New PetitPotam attack forces Windows servers to authenticate with an attacker
A French security researcher has discovered a security flaw in the Windows operating system that can be exploited to force remote Windows servers to authenticate with an attacker and share NTLM authentication details or authentication certificates.
According to Lionel, the issue takes place when an attacker abuses MS-EFSRPC, a protocol that allows Windows machines to perform operations on encrypted data stored on remote systems.
The PetitPotam attack PoC code allows an attacker to send SMB requests to a remote system’s MS-EFSRPC interface and force the victim computer to initiate an authentication procedure and share its authentication details.
Attackers can then collect this data and abuse it as part of a NTLM relay attack to gain access to remote systems on the same internal network.
A very dangerous issue
PetitPotam cannot be exploited remotely over the internet and is an attack designed to be used inside large corporate networks, where attackers could use it to force domain controllers to cough up their NTLM password hashes or authentication certificates, which could lead to the complete takeover of a company’s internal network.

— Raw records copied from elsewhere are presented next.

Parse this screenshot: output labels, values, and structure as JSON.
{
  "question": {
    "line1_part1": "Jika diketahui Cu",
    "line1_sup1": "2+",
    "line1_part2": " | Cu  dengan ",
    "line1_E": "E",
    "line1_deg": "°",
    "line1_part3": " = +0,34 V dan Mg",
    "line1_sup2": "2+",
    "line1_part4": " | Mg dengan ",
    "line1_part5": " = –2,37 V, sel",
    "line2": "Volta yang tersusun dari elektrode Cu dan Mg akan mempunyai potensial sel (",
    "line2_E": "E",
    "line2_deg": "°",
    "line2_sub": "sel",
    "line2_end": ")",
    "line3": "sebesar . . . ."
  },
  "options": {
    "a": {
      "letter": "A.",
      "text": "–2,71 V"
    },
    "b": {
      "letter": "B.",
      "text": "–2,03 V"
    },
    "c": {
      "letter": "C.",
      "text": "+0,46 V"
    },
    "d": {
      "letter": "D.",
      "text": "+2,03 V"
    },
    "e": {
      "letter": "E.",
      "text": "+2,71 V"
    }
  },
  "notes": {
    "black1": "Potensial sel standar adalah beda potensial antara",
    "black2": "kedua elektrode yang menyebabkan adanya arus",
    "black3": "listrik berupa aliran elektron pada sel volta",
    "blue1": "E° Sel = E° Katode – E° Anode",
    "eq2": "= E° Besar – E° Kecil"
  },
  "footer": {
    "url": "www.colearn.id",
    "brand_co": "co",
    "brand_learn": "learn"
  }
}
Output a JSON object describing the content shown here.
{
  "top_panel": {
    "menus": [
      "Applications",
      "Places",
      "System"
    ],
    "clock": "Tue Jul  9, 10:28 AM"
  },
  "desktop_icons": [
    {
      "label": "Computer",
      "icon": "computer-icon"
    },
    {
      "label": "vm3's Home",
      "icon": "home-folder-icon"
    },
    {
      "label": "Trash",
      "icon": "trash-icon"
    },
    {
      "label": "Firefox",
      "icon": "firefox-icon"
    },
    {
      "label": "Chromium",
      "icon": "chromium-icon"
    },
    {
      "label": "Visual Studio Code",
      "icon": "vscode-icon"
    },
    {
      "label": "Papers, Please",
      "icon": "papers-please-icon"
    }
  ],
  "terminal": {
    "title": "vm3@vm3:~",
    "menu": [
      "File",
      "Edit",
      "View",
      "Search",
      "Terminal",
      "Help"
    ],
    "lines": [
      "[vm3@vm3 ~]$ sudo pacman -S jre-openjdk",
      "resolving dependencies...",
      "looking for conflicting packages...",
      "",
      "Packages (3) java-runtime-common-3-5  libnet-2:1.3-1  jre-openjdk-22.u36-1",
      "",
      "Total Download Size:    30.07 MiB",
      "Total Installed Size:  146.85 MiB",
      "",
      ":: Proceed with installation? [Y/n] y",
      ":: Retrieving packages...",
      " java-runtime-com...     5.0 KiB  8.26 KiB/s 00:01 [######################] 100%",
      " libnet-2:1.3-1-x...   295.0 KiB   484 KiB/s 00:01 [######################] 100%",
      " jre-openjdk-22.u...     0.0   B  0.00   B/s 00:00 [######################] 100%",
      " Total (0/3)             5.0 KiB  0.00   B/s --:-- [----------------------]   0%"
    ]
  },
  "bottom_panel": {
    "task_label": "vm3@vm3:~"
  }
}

Tests carried out by Gilles and several security researchers have shown that disabling support for MS-EFSRPC did not stop the attack from working.
The attack has been tested against Windows Server 2016 and Windows Server 2019 systems, but security researchers believe PetitPotam impacts most Windows Server versions supported today.
A Microsoft spokesperson did not return a request for comment, but the company published official mitigations a day after this article’s publication.
All in all, Microsoft is going through a rough patch, security-wise. This is the third major Windows security issue disclosed over the past month after the PrintNightmare and SeriousSAM (HiveNightmare) vulnerabilities.
“The problem with this type of attack is that it will take a considerable amount of time and considerations to develop appropriate countermeasures,” Florian Roth, Head of Research at Nextron Systems, told The Record.
“These are design flaws that are more difficult to fix. It’s much easier to just patch a vulnerable font driver DLL or Internet Explorer library,” Roth added.
Article updated on July 24 with link to official Microsoft mitigations.